Saturday, April 24, 2010

I race like Ryan Hall

The Boston Marathon was run late Monday night our time. A couple of online mates of mine were running — Flo and Robert. Both ran great times. I followed the elite race coverage after the fact on The women's race resulted in an exciting finish as Tatyana Pushkareva came from behind to almost run down breakaway leader Teyba Erkesso. In the men's race, Robert Kiprono Cheruiyot and Deriba Merga traded second-half surges until Cheruiyot eventually despatched the pretenders to win in a course record of 2:05:52. Ryan Hall employed an even-pacing strategy which saw him dropping off the lead pack when surges were applied, then suddenly appearing at the front of the pack when they slowed. He eventually finished fourth in 2:08:41.

It has occurred to me that I race like Ryan Hall — at least in long races, which I'll classify as 15k or longer. I try and run an even pace throughout the race, which is the proven best way to run a record time — in my case, a personal best. The thing is, I'm not actually racing! I'm running a glorified time-trial with other runners for company. Is this a good thing or a bad thing? I'm not sure. I think I'd like to RACE! You know, sit on a rival's shoulder before throwing in a mid-race surge to break their spirit. Or run quietly with the pack (that's the local pack of runners I know who are near my ability) for a few kilometres before running a fast 2k split to get away, then surviving until the finish. This is the tactic Ismael Kirui used in the 5000 metres at the Stuttgart World Championships. He jumped away from a pack which included Haile Gebrselassie by running a 4-minute mile, then survived the chasers to win in 13:02.75.

My next major goal race is the "21k" at the Gold Coast. It's actually run over a distance of 21.0975 kilometres (13.109416 miles), but apparently the correct distance is too long to fit on the T-shirt. I'll be trying to run an M50 PB — 1:40:47 or faster, and probably use the Ryan Hall even-pacing method. There will be shorter races before then, both on the track and over the country. I'd like to be game enough to sometimes try Kirui, Merga, Steve Prefontaine, or Ron Clarke tactics in those races. In the next days and weeks various on and off-line friends will be running marathons in London, California, Oregon, Kentucky, New Zealand, the Netherlands and Canberra. Good luck to all!

Sunday, April 11, 2010

Running and Watching
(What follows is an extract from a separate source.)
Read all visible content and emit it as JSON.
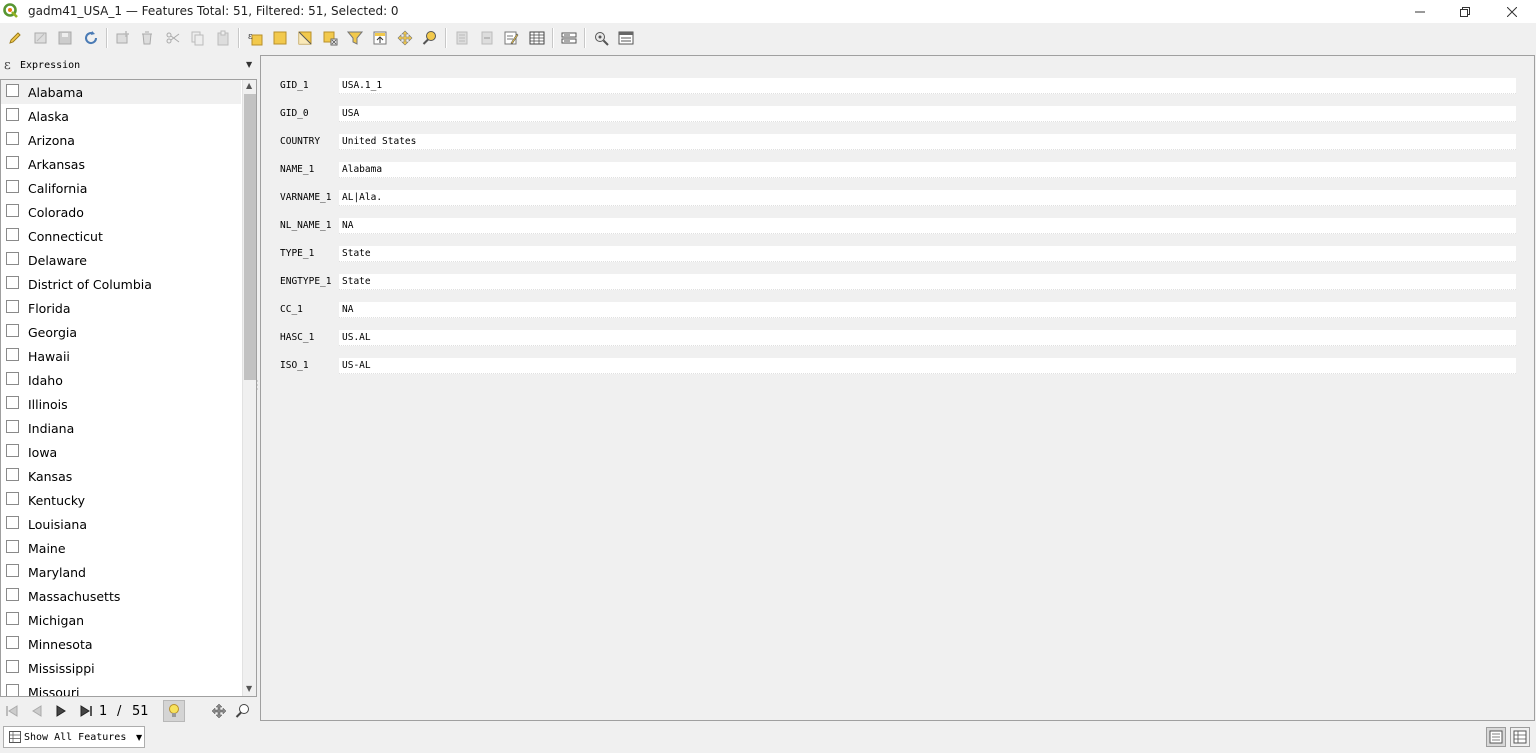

I've decided not to run the Christchurch Marathon. Rinus said I could run a marathon "for fun", and that's true enough, but I'd like to attempt a respectable time for my next marathon. If I do run one, it'll be later in the year. Until then I'll keep trying to improve my times from 3k to the half marathon.

I thought I'd show you one of the places where I run. It's the track at Calwell. If I had a dollar for every kilometre I've run down there I'd be rich enough to shout the bar many times over at Scott's Bar & Grill. Late on Thursday afternoon I ran 3000 metres at tempo pace and felt the best I have since Six Foot.

On Saturday morning I ran 16.7k down by the lake with my mates — felt fine for that one too — then this morning marshalled near a bridge and had the pleasure of watching 1000 or so women and girls participating in a 5k fun run. It was a good weekend!